Here there is a bit of a split in the Disney canon. Old-school Disney relied on a tried and true damsel-in-distress model, in which the heroine of stories like Sleeping Beauty, Snow White and Cinderella did very little to fix their situation. They weren’t often actors in their own drama, other than perhaps to cook or clean and look intoxicatingly beautiful for the prince, so he would act to save her from her passive plight.
New school Disney at least allows the women in the story to be actors in their own right. Often they act to save the prince: Ariel, Belle and Mulan are easy examples. However, such agency is deeply undermined when all the agency of the princess is used in the service of the princess’ relationship with the hero. Mulan is perhaps the exception here. Her agency is motivated not by a man but rather by service to her family and country. Yet, Mulan is somewhat the exception which proves the rule, and in the end, the final effect of that agency, what makes it complete, is the hero asking her father for Mulan’s hand in marriage. I also note she is one of the least marketed of the Disney heroines. Except for Mulan, almost all the actions of Disney princesses still seem to be defined in relationship to their man.
In contrast, Miyazaki’s female leads offer a far more complex picture of what it means to be a person. They often have agency outside of their relationships to men. In Spirited Away, 10-year-old Chihiro risks her own safety to save her parents. The romance in the plot is tangential and works alongside this mission, rather than being a central focus of her life. This is true for many Miyazaki films, from Castle in the Sky to A Whisper of the Heart, which Miyazaki wrote but did not direct.

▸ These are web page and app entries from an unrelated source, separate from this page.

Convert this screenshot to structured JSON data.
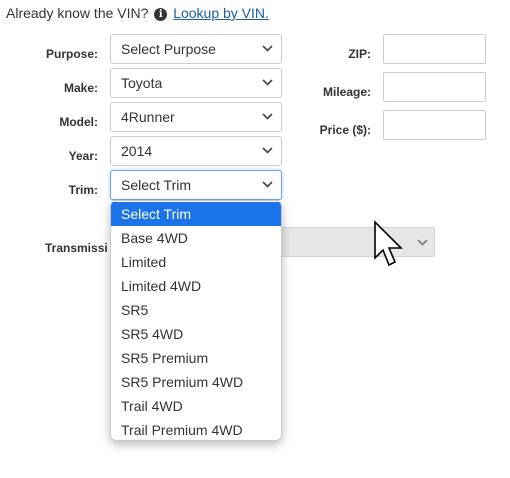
{
  "vin_prompt": {
    "text": "Already know the VIN?",
    "icon": "info-circle",
    "link": "Lookup by VIN."
  },
  "form": {
    "purpose": {
      "label": "Purpose:",
      "value": "Select Purpose"
    },
    "make": {
      "label": "Make:",
      "value": "Toyota"
    },
    "model": {
      "label": "Model:",
      "value": "4Runner"
    },
    "year": {
      "label": "Year:",
      "value": "2014"
    },
    "trim": {
      "label": "Trim:",
      "value": "Select Trim"
    },
    "transmission": {
      "label": "Transmissi",
      "value": ""
    },
    "zip": {
      "label": "ZIP:",
      "value": ""
    },
    "mileage": {
      "label": "Mileage:",
      "value": ""
    },
    "price": {
      "label": "Price ($):",
      "value": ""
    }
  },
  "trim_dropdown": {
    "options": [
      "Select Trim",
      "Base 4WD",
      "Limited",
      "Limited 4WD",
      "SR5",
      "SR5 4WD",
      "SR5 Premium",
      "SR5 Premium 4WD",
      "Trail 4WD",
      "Trail Premium 4WD"
    ],
    "highlighted": "Select Trim",
    "highlight_color": "#1a73e8"
  },
  "colors": {
    "link": "#1a5ea8",
    "text": "#333333",
    "disabled_bg": "#e6e6e6"
  }
}
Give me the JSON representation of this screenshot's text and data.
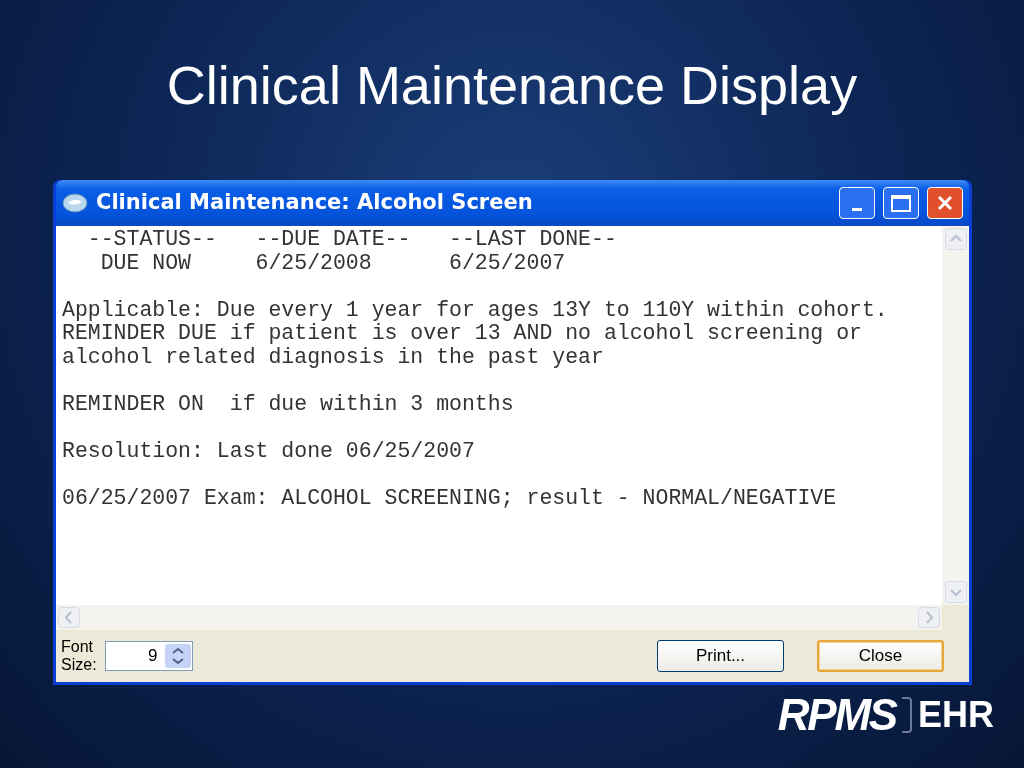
{
  "slide_title": "Clinical Maintenance Display",
  "window": {
    "title": "Clinical Maintenance: Alcohol Screen"
  },
  "report": {
    "paragraphs": [
      [
        "  --STATUS--   --DUE DATE--   --LAST DONE--",
        "   DUE NOW     6/25/2008      6/25/2007"
      ],
      [
        "Applicable: Due every 1 year for ages 13Y to 110Y within cohort.",
        "REMINDER DUE if patient is over 13 AND no alcohol screening or",
        "alcohol related diagnosis in the past year"
      ],
      [
        "REMINDER ON  if due within 3 months"
      ],
      [
        "Resolution: Last done 06/25/2007"
      ],
      [
        "06/25/2007 Exam: ALCOHOL SCREENING; result - NORMAL/NEGATIVE"
      ]
    ]
  },
  "font_size": {
    "label_lines": [
      "Font",
      "Size:"
    ],
    "value": "9"
  },
  "buttons": [
    {
      "label": "Print...",
      "default": false
    },
    {
      "label": "Close",
      "default": true
    }
  ],
  "logo": {
    "main": "RPMS",
    "suffix": "EHR"
  }
}
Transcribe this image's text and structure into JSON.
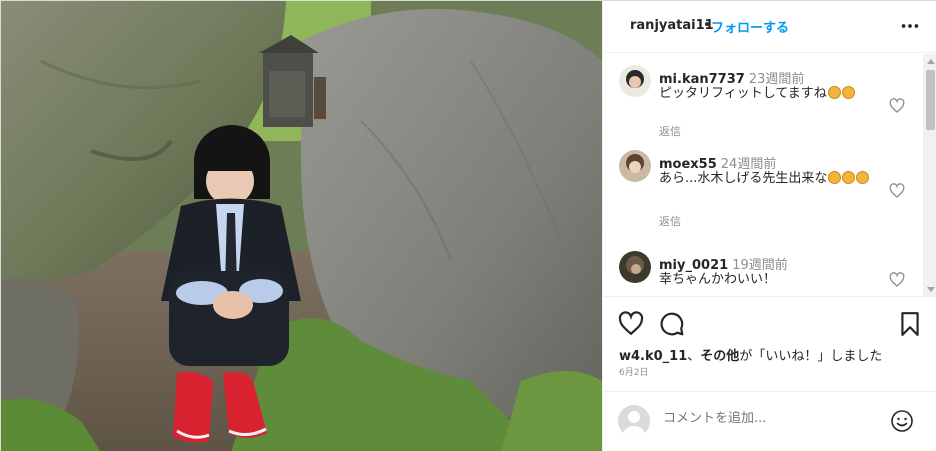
{
  "header": {
    "username": "ranjyatai11",
    "separator": "•",
    "follow_label": "フォローする",
    "more_icon": "more-horizontal-icon"
  },
  "comments": [
    {
      "username": "mi.kan7737",
      "time": "23週間前",
      "text": "ピッタリフィットしてますね",
      "emoji_count": 2,
      "reply_label": "返信"
    },
    {
      "username": "moex55",
      "time": "24週間前",
      "text": "あら...水木しげる先生出来な",
      "emoji_count": 3,
      "reply_label": "返信"
    },
    {
      "username": "miy_0021",
      "time": "19週間前",
      "text": "幸ちゃんかわいい！",
      "emoji_count": 0,
      "reply_label": ""
    }
  ],
  "actions": {
    "like_icon": "heart-icon",
    "comment_icon": "comment-icon",
    "save_icon": "bookmark-icon"
  },
  "likes": {
    "first_user": "w4.k0_11",
    "separator": "、",
    "others": "その他",
    "suffix": "が「いいね！」しました"
  },
  "date": "6月2日",
  "comment_box": {
    "placeholder": "コメントを追加...",
    "emoji_icon": "smiley-icon"
  },
  "colors": {
    "link": "#0095f6",
    "text": "#262626",
    "muted": "#8e8e8e",
    "border": "#efefef"
  }
}
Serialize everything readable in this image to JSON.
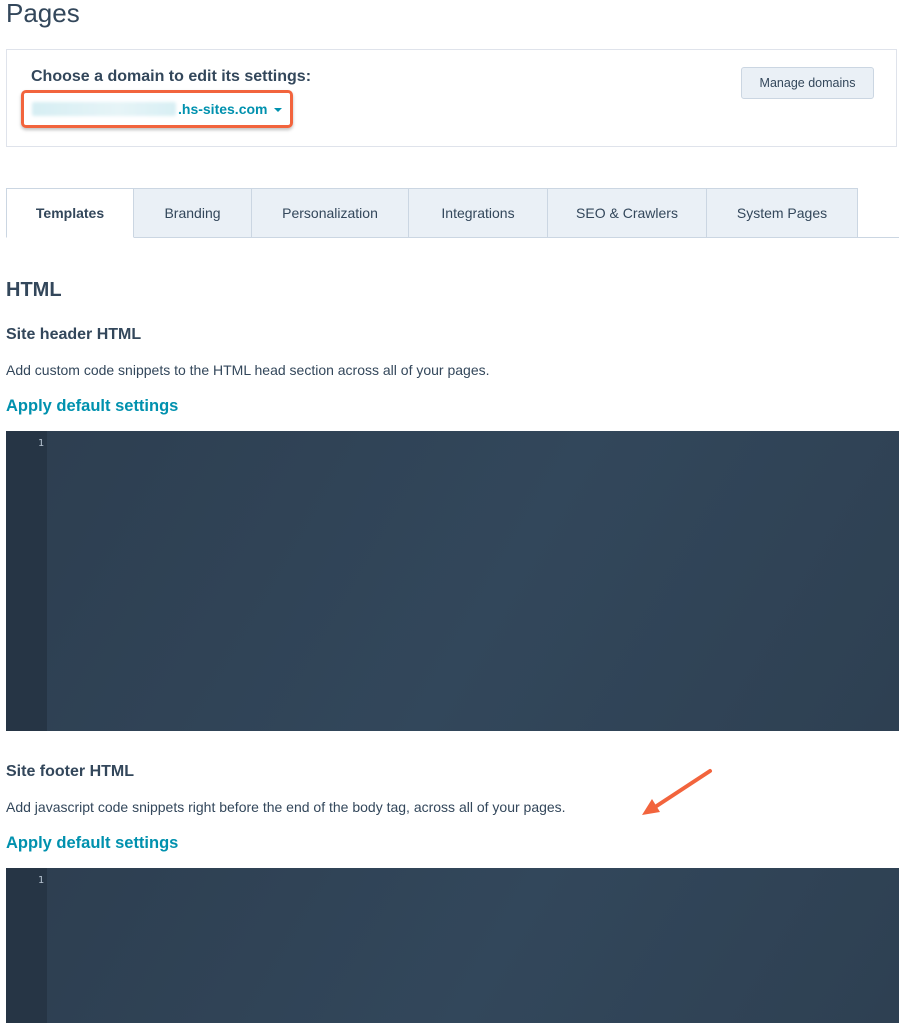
{
  "page": {
    "title": "Pages"
  },
  "domain": {
    "label": "Choose a domain to edit its settings:",
    "selected_suffix": ".hs-sites.com",
    "manage_button": "Manage domains"
  },
  "tabs": [
    {
      "label": "Templates",
      "active": true
    },
    {
      "label": "Branding",
      "active": false
    },
    {
      "label": "Personalization",
      "active": false
    },
    {
      "label": "Integrations",
      "active": false
    },
    {
      "label": "SEO & Crawlers",
      "active": false
    },
    {
      "label": "System Pages",
      "active": false
    }
  ],
  "html_section": {
    "title": "HTML",
    "header": {
      "title": "Site header HTML",
      "description": "Add custom code snippets to the HTML head section across all of your pages.",
      "apply_link": "Apply default settings",
      "line_number": "1"
    },
    "footer": {
      "title": "Site footer HTML",
      "description": "Add javascript code snippets right before the end of the body tag, across all of your pages.",
      "apply_link": "Apply default settings",
      "line_number": "1"
    }
  },
  "colors": {
    "accent_link": "#0091ae",
    "highlight": "#f2643d",
    "editor_bg": "#2d3e50"
  },
  "icons": [
    "caret-down-icon",
    "annotation-arrow-icon"
  ]
}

Don’t misunderstand; this isn’t a rant against romance. My two very favorite Miyazaki films are Howl’s Moving Castle and A Whisper of the Heart, both of which are classic romances that follow the formula to a T. However, the two heroines in these films, Sophie and Shizuku respectively, both have interests, a life, and a personality beyond their relationships with men. But it isn’t just a question of romance or not. As I was thinking about this piece, I couldn’t figure out why, but I knew I really didn’t like Disney’s vision of romance, and for some reason I really enjoy Miyazaki’s. It took a conversation with my daughters to define what bothered me.